An inexpensive church of the 1960s, with a neo-Georgian show front to the High Street concealing an otherwise functional building.
Colliers Wood was originally part of the parish of Tooting, which started in 1896 and whose church of St Boniface dates from 1907. Although Colliers Wood was still a rural area in the early 1930s, the extension of the Northern Underground Line to Morden in 1926 made urban growth inevitable and in 1933 Fr Cosmo Brown, the parish priest of Tooting, obtained the present site in Colliers Wood High Street for a new church. Fundraising was interrupted by the war, and after the war local priority was given to building the new church of the Assumption in Links Road, Tooting. In the mid-1960s Canon Thomas Clifton of Tooting commissioned plans for a new church from the architect Conor Fahy, with the instruction that the building should be in the Georgian style. The new church was opened in 1966. Shortly after Fr Dunn succeeded Canon Clifton in 1971 serious structural defects were found in the new church, which was repaired under the supervision of Paul Michelmore ARIBA. Colliers Wood became a separate parish in 1975.There have been a number of minor internal alterations.
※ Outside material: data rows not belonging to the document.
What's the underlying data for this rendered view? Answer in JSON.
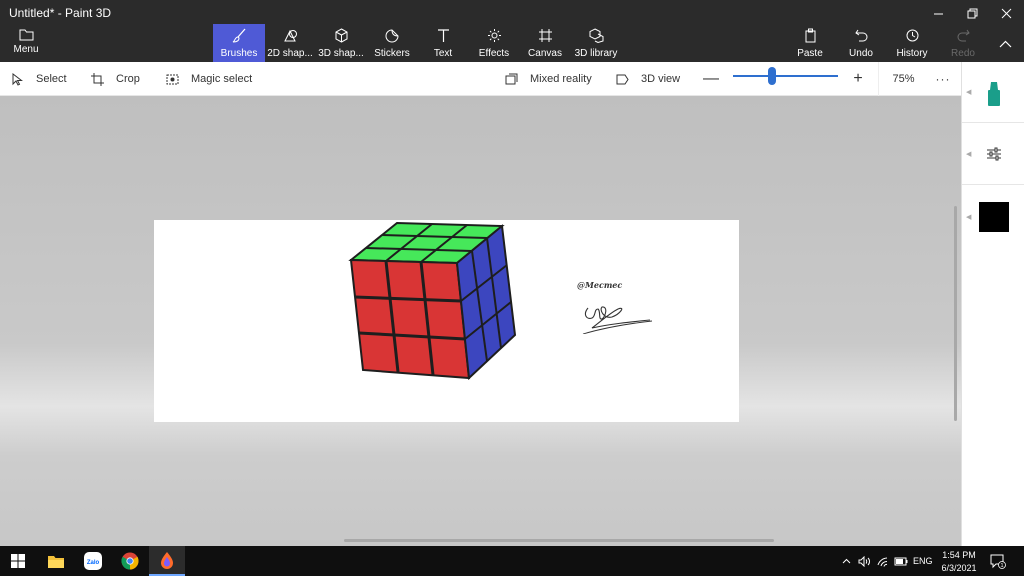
{
  "window": {
    "title": "Untitled* - Paint 3D"
  },
  "menu": {
    "label": "Menu"
  },
  "ribbon": {
    "tools": [
      {
        "label": "Brushes",
        "icon": "brush-icon",
        "active": true
      },
      {
        "label": "2D shap...",
        "icon": "2d-shapes-icon"
      },
      {
        "label": "3D shap...",
        "icon": "3d-shapes-icon"
      },
      {
        "label": "Stickers",
        "icon": "stickers-icon"
      },
      {
        "label": "Text",
        "icon": "text-icon"
      },
      {
        "label": "Effects",
        "icon": "effects-icon"
      },
      {
        "label": "Canvas",
        "icon": "canvas-icon"
      },
      {
        "label": "3D library",
        "icon": "3d-library-icon"
      }
    ],
    "actions": {
      "paste": "Paste",
      "undo": "Undo",
      "history": "History",
      "redo": "Redo"
    }
  },
  "toolbar": {
    "select": "Select",
    "crop": "Crop",
    "magic_select": "Magic select",
    "mixed_reality": "Mixed reality",
    "view_3d": "3D view",
    "zoom_minus": "—",
    "zoom_plus": "+",
    "zoom_percent": "75%",
    "zoom_level": 0.37,
    "more": "···"
  },
  "canvas": {
    "watermark": "@Mecmec",
    "cube_colors": {
      "top": "#46e85a",
      "front": "#d93535",
      "side": "#3c46bf",
      "lines": "#1e1e1e"
    }
  },
  "sidepanel": {
    "current_color": "#000000",
    "marker_color": "#1a9e8a"
  },
  "taskbar": {
    "language": "ENG",
    "time": "1:54 PM",
    "date": "6/3/2021",
    "zalo_label": "Zalo",
    "notification_count": "1"
  },
  "colors": {
    "titlebar_bg": "#2b2b2b",
    "accent": "#4f5ad6",
    "zoom_accent": "#2e6fcf"
  }
}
St Joseph’s has a Neo-Georgian street front hiding a simple aisleless nave with brick faced walls and a pitched roof with coverings of tiles. The main ‘west’ front to the street has a pedimented central section with steps up to triple entrance doors set in round arches with a timber Venetian window above. The centre is flanked by lower single bay flat-roofed projections, each with a single tall round headed window. This front section of the church is only one bay deep; the main body of the building has a steeply pitched roof with square-topped dormer windows and a short sanctuary.
Internally, the main nave space is wide, with plain plastered walls and with the principals of the roof exposed. The nave side walls have rectangular small-paned metal framed windows, with dormers above on both sides. All these windows are clear glazed. Between the main entrance and the nave is a lobby with a gallery above with a wide semi-circular opening to the nave. In the east nave wall is a tall round- headed opening into the short sanctuary which has a large Diocletian window in the east wall with stained glass depictions of the Abbot of Merton Priory, Christ in Majesty and St Joseph (Goddard & Gibbs, 1980). To the left of the sanctuary arch is a round-headed doorway leading to the sacristies and rear hall.
Other fittings include the original timber benches and wrought iron railings on either side of the platform with the nave altar. Against the west wall of the nave is a statue of the Virgin Mary made in 1990 by Mother Concordia of Minster Abbey in Kent, which stands on a pedestal of stones salvaged from the medieval Merton Priory. There is a further Goddard & Gibbs window (The Deposition, 1991).
Architect: Conor Fahy ARIBA
Original Date: 1966
Conservation Area: Yes
Listed Grade: Not Listed